* _What is expected_
If a line in the listing carries the word "data", return a copy of that line.

|---|

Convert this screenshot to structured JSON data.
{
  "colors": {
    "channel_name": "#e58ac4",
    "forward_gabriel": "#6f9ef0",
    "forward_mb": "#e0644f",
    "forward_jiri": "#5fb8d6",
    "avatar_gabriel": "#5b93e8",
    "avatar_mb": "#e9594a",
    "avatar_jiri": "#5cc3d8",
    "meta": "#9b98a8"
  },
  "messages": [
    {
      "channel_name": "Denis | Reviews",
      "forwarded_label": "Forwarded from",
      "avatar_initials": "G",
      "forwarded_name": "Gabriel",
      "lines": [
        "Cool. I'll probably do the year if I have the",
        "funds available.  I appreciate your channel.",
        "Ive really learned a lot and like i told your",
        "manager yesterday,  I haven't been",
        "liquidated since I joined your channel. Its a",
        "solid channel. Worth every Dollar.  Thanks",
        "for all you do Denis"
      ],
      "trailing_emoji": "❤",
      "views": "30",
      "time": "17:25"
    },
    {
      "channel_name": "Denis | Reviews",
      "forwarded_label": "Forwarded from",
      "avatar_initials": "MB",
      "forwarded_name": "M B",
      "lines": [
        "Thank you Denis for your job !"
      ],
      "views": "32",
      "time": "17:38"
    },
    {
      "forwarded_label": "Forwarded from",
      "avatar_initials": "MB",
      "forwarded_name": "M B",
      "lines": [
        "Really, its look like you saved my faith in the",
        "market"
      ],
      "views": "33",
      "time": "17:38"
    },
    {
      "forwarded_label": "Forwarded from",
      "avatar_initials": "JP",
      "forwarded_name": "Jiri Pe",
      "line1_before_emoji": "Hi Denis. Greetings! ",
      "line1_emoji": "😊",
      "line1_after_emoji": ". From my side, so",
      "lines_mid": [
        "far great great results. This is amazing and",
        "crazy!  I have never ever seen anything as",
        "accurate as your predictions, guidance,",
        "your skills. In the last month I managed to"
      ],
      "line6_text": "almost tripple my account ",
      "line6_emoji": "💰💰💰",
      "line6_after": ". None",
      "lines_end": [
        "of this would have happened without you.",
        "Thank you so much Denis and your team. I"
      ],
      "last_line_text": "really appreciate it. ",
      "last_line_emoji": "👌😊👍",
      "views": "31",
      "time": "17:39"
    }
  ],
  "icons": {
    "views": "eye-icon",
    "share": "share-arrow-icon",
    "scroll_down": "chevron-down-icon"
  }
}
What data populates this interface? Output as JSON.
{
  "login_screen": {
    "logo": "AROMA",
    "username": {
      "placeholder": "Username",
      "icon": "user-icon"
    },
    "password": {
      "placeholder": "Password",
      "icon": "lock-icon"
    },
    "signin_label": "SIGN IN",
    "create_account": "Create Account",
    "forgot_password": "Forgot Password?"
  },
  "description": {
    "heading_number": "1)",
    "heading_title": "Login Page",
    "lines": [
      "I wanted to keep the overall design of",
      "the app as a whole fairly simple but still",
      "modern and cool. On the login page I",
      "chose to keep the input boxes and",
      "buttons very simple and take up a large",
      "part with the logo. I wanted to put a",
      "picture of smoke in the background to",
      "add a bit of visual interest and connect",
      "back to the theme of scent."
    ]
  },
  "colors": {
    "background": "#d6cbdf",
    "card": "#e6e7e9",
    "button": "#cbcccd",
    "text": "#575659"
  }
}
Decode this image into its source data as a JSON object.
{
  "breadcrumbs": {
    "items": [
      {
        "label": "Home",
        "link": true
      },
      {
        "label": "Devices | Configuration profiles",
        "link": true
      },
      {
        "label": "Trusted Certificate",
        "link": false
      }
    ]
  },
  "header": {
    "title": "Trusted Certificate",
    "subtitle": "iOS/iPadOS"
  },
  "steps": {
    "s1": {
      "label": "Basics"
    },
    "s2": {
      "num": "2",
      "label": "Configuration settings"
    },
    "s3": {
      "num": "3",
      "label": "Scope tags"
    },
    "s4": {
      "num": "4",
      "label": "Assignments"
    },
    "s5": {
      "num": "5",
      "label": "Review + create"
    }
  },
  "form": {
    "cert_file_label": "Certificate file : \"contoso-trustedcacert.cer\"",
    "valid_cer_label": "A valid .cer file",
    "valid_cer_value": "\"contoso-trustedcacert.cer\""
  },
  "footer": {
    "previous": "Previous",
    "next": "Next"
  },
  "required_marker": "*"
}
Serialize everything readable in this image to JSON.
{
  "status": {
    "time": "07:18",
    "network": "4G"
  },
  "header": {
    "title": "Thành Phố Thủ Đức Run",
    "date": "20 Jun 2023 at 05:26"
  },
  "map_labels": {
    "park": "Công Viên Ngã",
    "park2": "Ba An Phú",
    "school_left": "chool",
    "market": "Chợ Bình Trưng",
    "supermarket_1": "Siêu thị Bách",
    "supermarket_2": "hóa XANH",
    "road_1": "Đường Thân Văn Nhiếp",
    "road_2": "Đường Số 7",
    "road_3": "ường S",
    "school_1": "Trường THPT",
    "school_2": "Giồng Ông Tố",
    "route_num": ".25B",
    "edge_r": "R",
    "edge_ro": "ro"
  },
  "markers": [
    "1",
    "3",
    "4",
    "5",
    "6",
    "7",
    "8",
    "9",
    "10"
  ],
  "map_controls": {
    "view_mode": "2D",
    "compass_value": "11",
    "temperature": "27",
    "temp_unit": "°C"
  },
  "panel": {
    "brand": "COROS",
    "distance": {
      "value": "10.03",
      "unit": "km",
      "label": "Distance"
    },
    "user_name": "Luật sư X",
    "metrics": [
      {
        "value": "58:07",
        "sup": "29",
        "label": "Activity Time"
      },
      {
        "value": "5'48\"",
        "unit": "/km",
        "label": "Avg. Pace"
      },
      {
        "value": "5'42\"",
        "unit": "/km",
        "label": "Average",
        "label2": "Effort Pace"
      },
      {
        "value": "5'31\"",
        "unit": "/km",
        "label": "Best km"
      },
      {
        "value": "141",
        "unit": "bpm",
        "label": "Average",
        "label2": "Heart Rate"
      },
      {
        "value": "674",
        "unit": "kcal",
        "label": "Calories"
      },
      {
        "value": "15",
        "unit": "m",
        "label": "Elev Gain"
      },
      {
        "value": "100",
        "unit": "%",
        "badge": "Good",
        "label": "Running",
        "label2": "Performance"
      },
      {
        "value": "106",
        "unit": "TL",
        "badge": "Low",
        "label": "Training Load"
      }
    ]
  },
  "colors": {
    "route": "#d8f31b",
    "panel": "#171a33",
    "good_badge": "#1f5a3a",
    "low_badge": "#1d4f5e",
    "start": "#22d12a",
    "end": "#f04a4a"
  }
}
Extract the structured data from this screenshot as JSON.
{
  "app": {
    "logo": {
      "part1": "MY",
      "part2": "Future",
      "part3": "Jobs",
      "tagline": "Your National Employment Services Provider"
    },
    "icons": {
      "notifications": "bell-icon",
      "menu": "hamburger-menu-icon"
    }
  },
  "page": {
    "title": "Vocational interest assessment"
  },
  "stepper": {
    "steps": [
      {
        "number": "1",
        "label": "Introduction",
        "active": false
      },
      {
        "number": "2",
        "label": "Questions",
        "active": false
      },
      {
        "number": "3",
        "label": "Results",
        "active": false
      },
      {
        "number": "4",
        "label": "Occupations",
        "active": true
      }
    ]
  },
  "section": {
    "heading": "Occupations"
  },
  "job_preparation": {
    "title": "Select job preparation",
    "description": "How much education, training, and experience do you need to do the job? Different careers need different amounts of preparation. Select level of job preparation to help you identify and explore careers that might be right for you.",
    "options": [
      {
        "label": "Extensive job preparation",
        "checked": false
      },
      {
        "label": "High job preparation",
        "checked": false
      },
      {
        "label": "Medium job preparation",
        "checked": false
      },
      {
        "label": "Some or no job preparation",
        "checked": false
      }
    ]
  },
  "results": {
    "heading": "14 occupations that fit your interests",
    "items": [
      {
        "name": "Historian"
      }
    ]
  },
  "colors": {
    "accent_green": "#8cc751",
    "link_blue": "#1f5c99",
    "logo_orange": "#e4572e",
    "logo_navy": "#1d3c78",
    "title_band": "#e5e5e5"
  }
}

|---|

* _Task response_
Convert this screenshot to structured JSON data.
What data populates this interface? Output as JSON.
Decode this image into its source data as a JSON object.
Extract the structured data from this screenshot as JSON.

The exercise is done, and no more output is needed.